What is the count of lines in the data that hold the string "your"? State the number alone.

### DATASET CONTENT
/---
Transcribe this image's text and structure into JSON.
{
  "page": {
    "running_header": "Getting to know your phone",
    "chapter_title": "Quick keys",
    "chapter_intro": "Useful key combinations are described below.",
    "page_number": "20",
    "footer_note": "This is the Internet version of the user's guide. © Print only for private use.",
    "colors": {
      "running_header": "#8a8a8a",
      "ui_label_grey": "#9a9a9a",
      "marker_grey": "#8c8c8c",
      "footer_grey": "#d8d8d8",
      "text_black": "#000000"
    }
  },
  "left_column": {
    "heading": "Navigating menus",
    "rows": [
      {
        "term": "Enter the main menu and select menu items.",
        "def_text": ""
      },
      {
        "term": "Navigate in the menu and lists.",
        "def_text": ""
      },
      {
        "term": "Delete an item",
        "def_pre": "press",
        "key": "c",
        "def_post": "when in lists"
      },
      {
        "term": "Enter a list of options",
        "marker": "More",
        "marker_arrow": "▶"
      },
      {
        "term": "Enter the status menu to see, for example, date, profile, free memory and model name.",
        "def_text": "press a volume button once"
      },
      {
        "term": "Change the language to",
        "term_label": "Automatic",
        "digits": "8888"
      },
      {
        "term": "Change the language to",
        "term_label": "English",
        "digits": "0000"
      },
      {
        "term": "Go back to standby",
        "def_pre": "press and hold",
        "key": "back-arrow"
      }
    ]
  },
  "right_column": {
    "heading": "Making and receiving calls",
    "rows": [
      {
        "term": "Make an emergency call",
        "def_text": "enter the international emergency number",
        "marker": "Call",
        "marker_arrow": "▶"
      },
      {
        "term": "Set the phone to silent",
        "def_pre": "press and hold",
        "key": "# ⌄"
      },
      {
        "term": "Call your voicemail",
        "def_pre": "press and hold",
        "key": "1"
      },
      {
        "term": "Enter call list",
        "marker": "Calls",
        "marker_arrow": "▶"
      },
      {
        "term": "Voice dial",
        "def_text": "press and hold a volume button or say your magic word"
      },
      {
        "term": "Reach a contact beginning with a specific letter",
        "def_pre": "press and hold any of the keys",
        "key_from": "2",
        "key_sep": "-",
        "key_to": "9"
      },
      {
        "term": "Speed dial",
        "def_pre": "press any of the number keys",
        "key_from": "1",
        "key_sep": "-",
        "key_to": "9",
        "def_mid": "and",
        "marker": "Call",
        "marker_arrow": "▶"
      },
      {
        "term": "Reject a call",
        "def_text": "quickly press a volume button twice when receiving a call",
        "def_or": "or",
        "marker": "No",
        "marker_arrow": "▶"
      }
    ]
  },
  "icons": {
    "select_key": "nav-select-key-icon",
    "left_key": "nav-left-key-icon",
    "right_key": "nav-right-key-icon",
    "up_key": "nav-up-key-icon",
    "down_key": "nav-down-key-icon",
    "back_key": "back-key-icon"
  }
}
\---
### ANSWER BELOW
3